In 2011, the fourth generation of the Dillon family, Prince Robert de Luxemburg, branched out beyond the Graves region to buy Ch. Tertre Daugay in Saint-Emilion along with the vineyards of neighbouring Ch. l’Arrosée. From the two estates, he created Quintus. Ideally situated next to Ch. Bélair-Monange and Ch. Angélus, the vineyards are situated on a limestone hillock in the south-western end of the Saint-Emilion plateau. In 2021, Domaine Clarence Dillon bought Ch. Grand Pontet, another 14 hectares of top Saint-Emilion terroir to further expand the Quintus estate. With the viticulture and winemaking at Quintus all under the control of the talented Haut-Brion team, it’s not surprising that Quintus has quickly gained its own following of collectors. Alongside the Grand Vin, a second wine Le Dragon de Quintus (first produced in 2011) and a third wine Saint-Emilion de Quintus (first produced in 2014) are made.

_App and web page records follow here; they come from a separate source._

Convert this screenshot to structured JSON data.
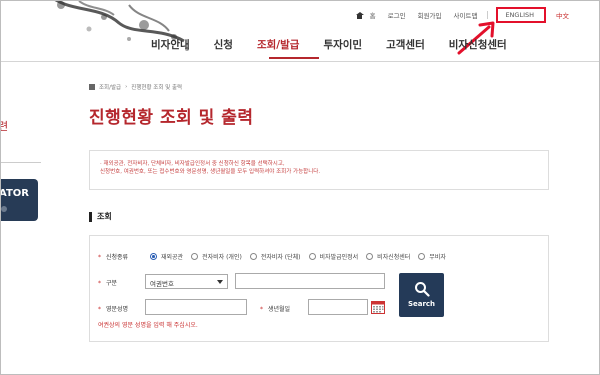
{
  "header": {
    "utility": {
      "home": "홈",
      "login": "로그인",
      "join": "회원가입",
      "sitemap": "사이트맵",
      "english": "ENGLISH",
      "chinese": "中文"
    },
    "gnb": [
      "비자안내",
      "신청",
      "조회/발급",
      "투자이민",
      "고객센터",
      "비자신청센터"
    ],
    "active_index": 2
  },
  "sidebar": {
    "partial_text": "련",
    "simulator_label": "ATOR"
  },
  "breadcrumb": [
    "조회/발급",
    "진행현황 조회 및 출력"
  ],
  "page_title": "진행현황 조회 및 출력",
  "notice": [
    "· 재외공관, 전자비자, 단체비자, 비자발급인정서 중 신청하신 항목을 선택하시고,",
    "  신청번호, 여권번호, 또는 접수번호와 영문성명, 생년월일을 모두 입력하셔야 조회가 가능합니다."
  ],
  "section_title": "조회",
  "form": {
    "type_label": "신청종류",
    "type_options": [
      "재외공관",
      "전자비자 (개인)",
      "전자비자 (단체)",
      "비자발급인정서",
      "비자신청센터",
      "무비자"
    ],
    "selected_type": 0,
    "category_label": "구분",
    "category_value": "여권번호",
    "name_label": "영문성명",
    "dob_label": "생년월일",
    "search_label": "Search",
    "hint": "여권상의 영문 성명을 입력 해 주십시오."
  },
  "colors": {
    "accent": "#b5272d",
    "navy": "#243a58",
    "highlight_box": "#e3102b"
  }
}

These various lost properties and wines are becoming harder to find, but offer a fascinating way to explore the full DNA of the modern-day Haut-Brion, La Mission Haut-Brion and Quintus.
Copyright, Domaine Clarence Dillon

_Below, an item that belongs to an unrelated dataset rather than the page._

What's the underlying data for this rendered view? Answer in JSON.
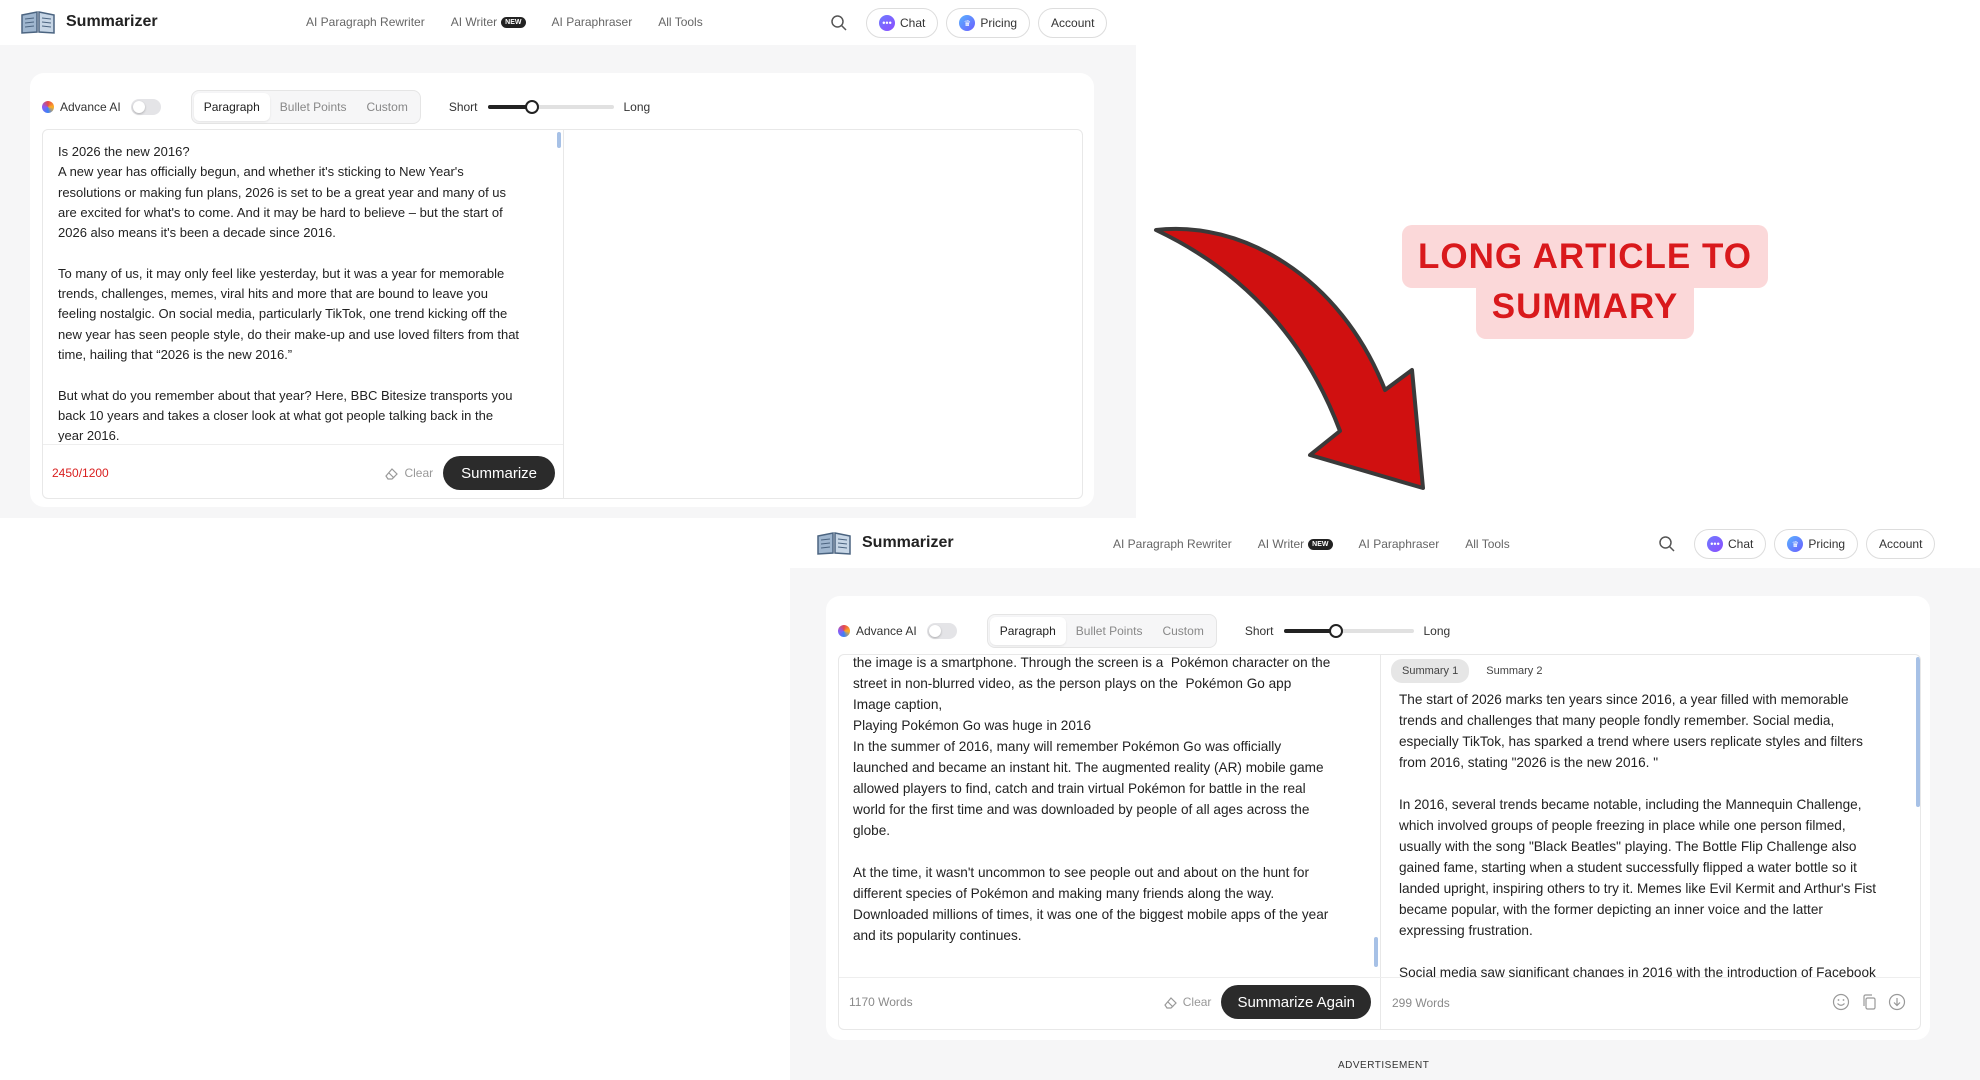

YOUR QUICK GUIDE TO THE HAUT-BRION WINES
Allary Haut-Brion (Domaine): made between 2008 and 2012 by a separate winemaking team from a parcel of vines in the heart of the Haut-Brion site (which is now owned by Haut-Brion)

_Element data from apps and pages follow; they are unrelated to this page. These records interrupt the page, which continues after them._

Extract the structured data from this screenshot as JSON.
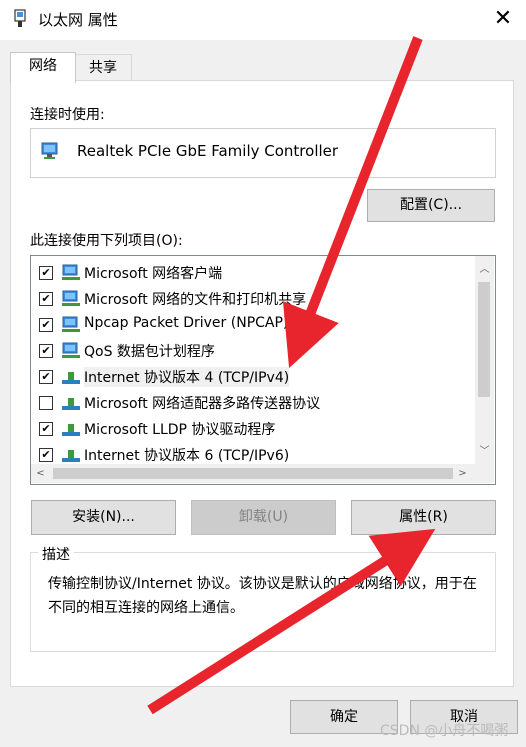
{
  "window": {
    "title": "以太网 属性",
    "close_glyph": "✕"
  },
  "tabs": [
    {
      "label": "网络",
      "active": true
    },
    {
      "label": "共享",
      "active": false
    }
  ],
  "connect_using": {
    "label": "连接时使用:",
    "adapter_name": "Realtek PCIe GbE Family Controller",
    "configure_button": "配置(C)..."
  },
  "items_section": {
    "label": "此连接使用下列项目(O):",
    "items": [
      {
        "checked": true,
        "icon": "network-client-icon",
        "label": "Microsoft 网络客户端"
      },
      {
        "checked": true,
        "icon": "network-client-icon",
        "label": "Microsoft 网络的文件和打印机共享"
      },
      {
        "checked": true,
        "icon": "network-client-icon",
        "label": "Npcap Packet Driver (NPCAP)"
      },
      {
        "checked": true,
        "icon": "network-client-icon",
        "label": "QoS 数据包计划程序"
      },
      {
        "checked": true,
        "icon": "protocol-icon",
        "label": "Internet 协议版本 4 (TCP/IPv4)",
        "selected": true
      },
      {
        "checked": false,
        "icon": "protocol-icon",
        "label": "Microsoft 网络适配器多路传送器协议"
      },
      {
        "checked": true,
        "icon": "protocol-icon",
        "label": "Microsoft LLDP 协议驱动程序"
      },
      {
        "checked": true,
        "icon": "protocol-icon",
        "label": "Internet 协议版本 6 (TCP/IPv6)"
      }
    ]
  },
  "buttons": {
    "install": "安装(N)...",
    "uninstall": "卸载(U)",
    "properties": "属性(R)"
  },
  "description": {
    "title": "描述",
    "text": "传输控制协议/Internet 协议。该协议是默认的广域网络协议，用于在不同的相互连接的网络上通信。"
  },
  "footer": {
    "ok": "确定",
    "cancel": "取消"
  },
  "watermark": "CSDN @小舟不喝粥",
  "colors": {
    "annotation_arrow": "#e8242c",
    "dialog_bg": "#f0f0f0",
    "button_bg": "#e1e1e1"
  }
}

Bahans Haut-Brion: the second wine of Ch. Haut-Brion, first made in 1976 and renamed Le Clarence de Haut-Brion from the 2007 vintage
Haut-Brion: the Grand Vin (red) of Ch. Haut-Brion, which dates back to the 16th century
Haut-Brion Blanc: the Grand Vin (white) of Ch. Haut-Brion, first made in 1916
La Chapelle de la Mission Haut-Brion: La Mission Haut-Brion’s second wine, introduced in 1991
La Clarté de Haut-Brion: the name for the second white wine of Ch. Haut-Brion from the 2008 vintage (previously Les Plantiers Haut-Brion Blanc)
La Mission Haut-Brion: the Grand Vin (red) of Ch. la Mission Haut-Brion which has been made since the 16th century
La Mission Haut-Brion Blanc: the Grand Vin (white) of Ch. la Mission Haut-Brion, first made in 1923 under this name, before being renamed Laville Haut-Brion in the 1930s, and reclaiming its name once more from 2009
La Passion Haut-Brion (Domaine de): a bottling of Haut-Brion or Bahans Haut-Brion under a different label (from 1955 to its last vintage in 1978)
La Tour Haut-Brion: a separate property owned by Clarence Dillon since 1983 (last vintage 2005); the fruit is now used for La Mission Haut-Brion’s second wine, La Chapelle de la Mission Haut-Brion
Laville Haut-Brion: the Grand Vin (white) of Ch. la Mission Haut-Brion, renamed la Mission Haut-Brion Blanc in 2009 (as it was originally known when first made, prior to the 1930s)
Le Clarence de Haut-Brion: the name for Ch. Haut-Brion’s second (red) wine since the 2007 vintage (previously known as Bahans Haut-Brion)
Les Plantiers Haut-Brion Blanc: the second white wine of Ch. Haut-Brion, renamed La Clarté de Haut-Brion from the 2008 vintage
Explore all current listings of Ch. Haut-Brion, Ch. La Mission Haut-Brion, Quintus, La Passion Haut-Brion and La Tour Haut-Brion
Author: Gavin Smith